[Records from a collection]
——————
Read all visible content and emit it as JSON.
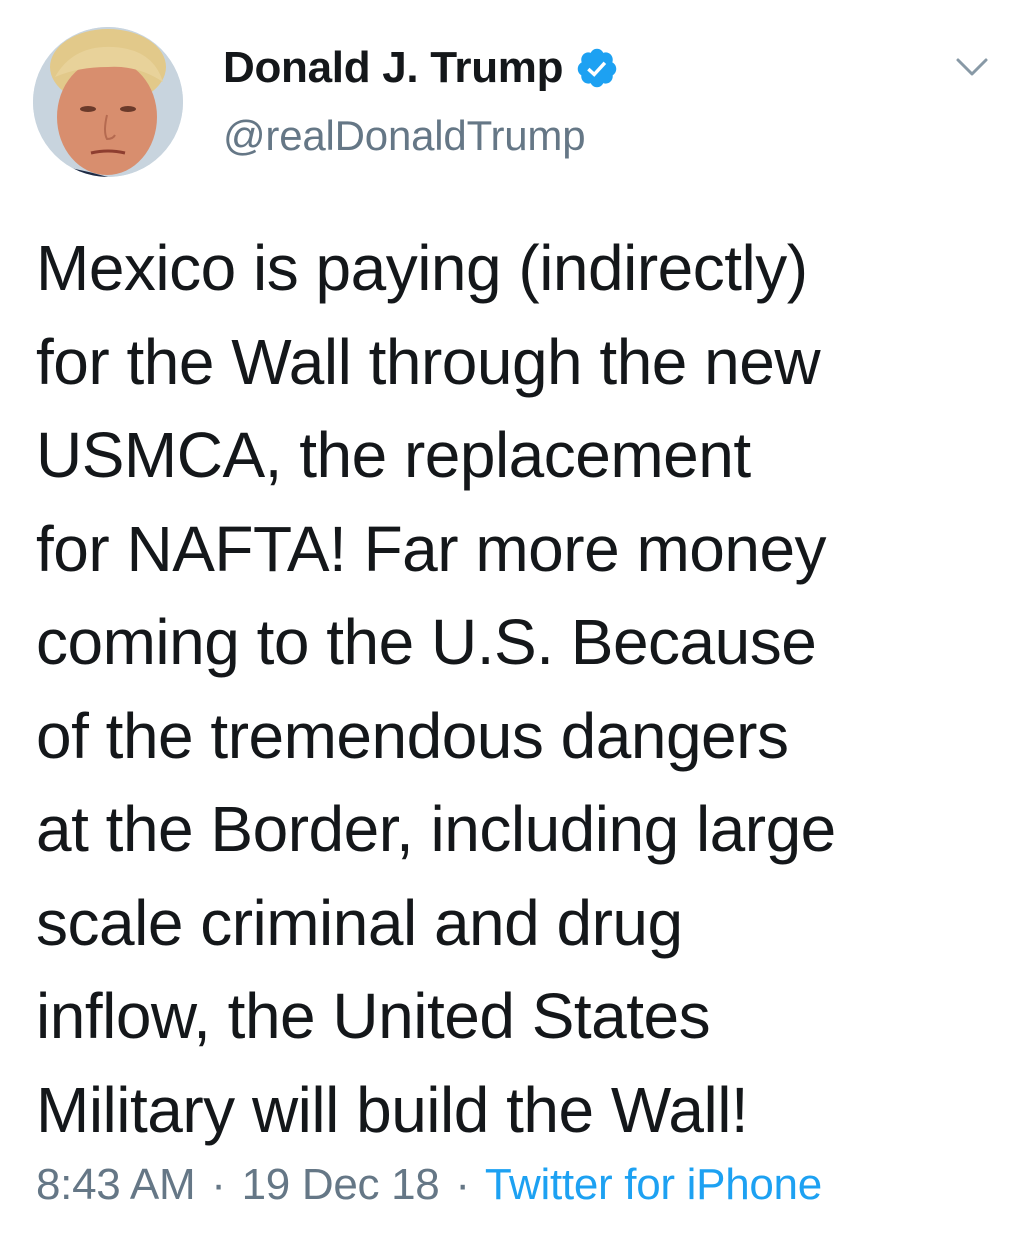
{
  "tweet": {
    "author": {
      "display_name": "Donald J. Trump",
      "handle": "@realDonaldTrump",
      "verified_icon": "verified-badge-icon"
    },
    "text_lines": [
      "Mexico is paying (indirectly)",
      "for the Wall through the new",
      "USMCA, the replacement",
      "for NAFTA! Far more money",
      "coming to the U.S. Because",
      "of the tremendous dangers",
      "at the Border, including large",
      "scale criminal and drug",
      "inflow, the United States",
      "Military will build the Wall!"
    ],
    "time": "8:43 AM",
    "separator": "·",
    "date": "19 Dec 18",
    "source": "Twitter for iPhone"
  },
  "colors": {
    "text": "#14171a",
    "secondary": "#657786",
    "accent": "#1da1f2",
    "background": "#ffffff"
  }
}
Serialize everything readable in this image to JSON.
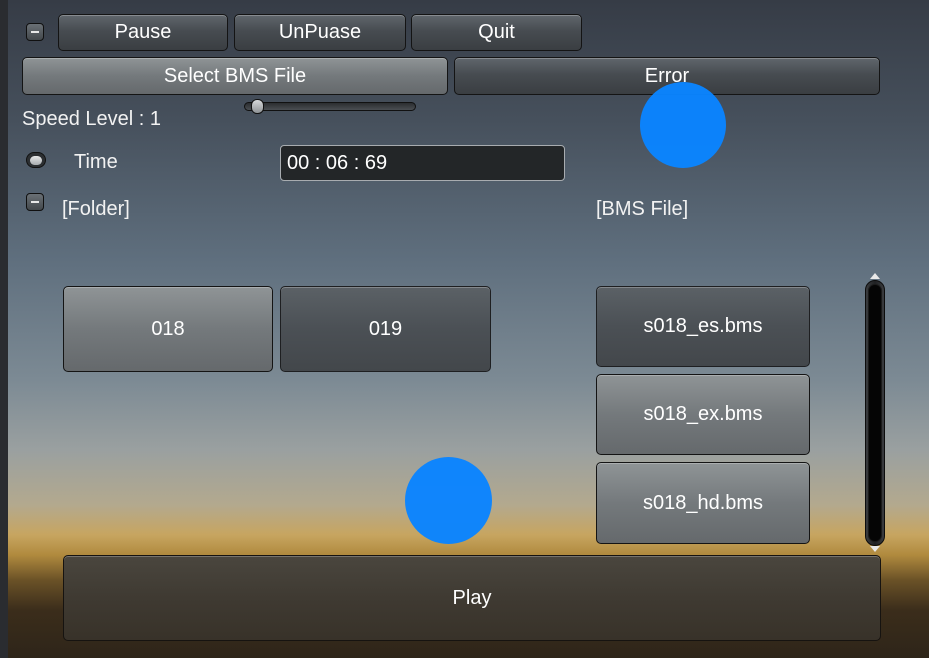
{
  "toolbar": {
    "pause_label": "Pause",
    "unpause_label": "UnPuase",
    "quit_label": "Quit"
  },
  "file_row": {
    "select_label": "Select BMS File",
    "error_label": "Error"
  },
  "speed": {
    "label": "Speed Level : 1",
    "level_fraction": 0.0
  },
  "time": {
    "label": "Time",
    "value": "00 : 06 : 69"
  },
  "folders": {
    "header": "[Folder]",
    "items": [
      "018",
      "019"
    ]
  },
  "bms_files": {
    "header": "[BMS File]",
    "items": [
      "s018_es.bms",
      "s018_ex.bms",
      "s018_hd.bms"
    ]
  },
  "play_label": "Play",
  "colors": {
    "touch_indicator": "#0a84ff"
  }
}
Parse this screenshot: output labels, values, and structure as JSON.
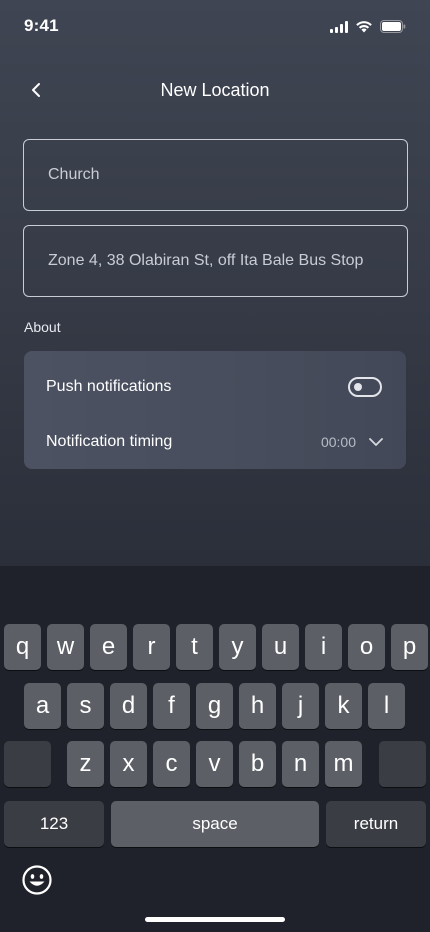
{
  "status_bar": {
    "time": "9:41"
  },
  "nav": {
    "title": "New Location"
  },
  "form": {
    "name_value": "Church",
    "address_value": "Zone 4, 38 Olabiran St, off Ita Bale Bus Stop"
  },
  "about": {
    "label": "About",
    "push_label": "Push notifications",
    "push_enabled": false,
    "timing_label": "Notification timing",
    "timing_value": "00:00"
  },
  "keyboard": {
    "row1": [
      "q",
      "w",
      "e",
      "r",
      "t",
      "y",
      "u",
      "i",
      "o",
      "p"
    ],
    "row2": [
      "a",
      "s",
      "d",
      "f",
      "g",
      "h",
      "j",
      "k",
      "l"
    ],
    "row3": [
      "z",
      "x",
      "c",
      "v",
      "b",
      "n",
      "m"
    ],
    "numbers_label": "123",
    "space_label": "space",
    "return_label": "return"
  }
}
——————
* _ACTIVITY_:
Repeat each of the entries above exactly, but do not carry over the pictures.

* _YOUR SOLUTION_:
Read all visible content and emit it as JSON.
{
  "tweet": {
    "author": {
      "display_name": "Donald J. Trump",
      "handle": "@realDonaldTrump",
      "verified_icon": "verified-badge-icon"
    },
    "text_lines": [
      "Mexico is paying (indirectly)",
      "for the Wall through the new",
      "USMCA, the replacement",
      "for NAFTA! Far more money",
      "coming to the U.S. Because",
      "of the tremendous dangers",
      "at the Border, including large",
      "scale criminal and drug",
      "inflow, the United States",
      "Military will build the Wall!"
    ],
    "time": "8:43 AM",
    "separator": "·",
    "date": "19 Dec 18",
    "source": "Twitter for iPhone"
  },
  "colors": {
    "text": "#14171a",
    "secondary": "#657786",
    "accent": "#1da1f2",
    "background": "#ffffff"
  }
}
Serialize everything readable in this image to JSON.
{
  "toolbar": {
    "pause_label": "Pause",
    "unpause_label": "UnPuase",
    "quit_label": "Quit"
  },
  "file_row": {
    "select_label": "Select BMS File",
    "error_label": "Error"
  },
  "speed": {
    "label": "Speed Level : 1",
    "level_fraction": 0.0
  },
  "time": {
    "label": "Time",
    "value": "00 : 06 : 69"
  },
  "folders": {
    "header": "[Folder]",
    "items": [
      "018",
      "019"
    ]
  },
  "bms_files": {
    "header": "[BMS File]",
    "items": [
      "s018_es.bms",
      "s018_ex.bms",
      "s018_hd.bms"
    ]
  },
  "play_label": "Play",
  "colors": {
    "touch_indicator": "#0a84ff"
  }
}
Parse this screenshot: output labels, values, and structure as JSON.
{
  "status_bar": {
    "time": "9:41"
  },
  "nav": {
    "title": "New Location"
  },
  "form": {
    "name_value": "Church",
    "address_value": "Zone 4, 38 Olabiran St, off Ita Bale Bus Stop"
  },
  "about": {
    "label": "About",
    "push_label": "Push notifications",
    "push_enabled": false,
    "timing_label": "Notification timing",
    "timing_value": "00:00"
  },
  "keyboard": {
    "row1": [
      "q",
      "w",
      "e",
      "r",
      "t",
      "y",
      "u",
      "i",
      "o",
      "p"
    ],
    "row2": [
      "a",
      "s",
      "d",
      "f",
      "g",
      "h",
      "j",
      "k",
      "l"
    ],
    "row3": [
      "z",
      "x",
      "c",
      "v",
      "b",
      "n",
      "m"
    ],
    "numbers_label": "123",
    "space_label": "space",
    "return_label": "return"
  }
}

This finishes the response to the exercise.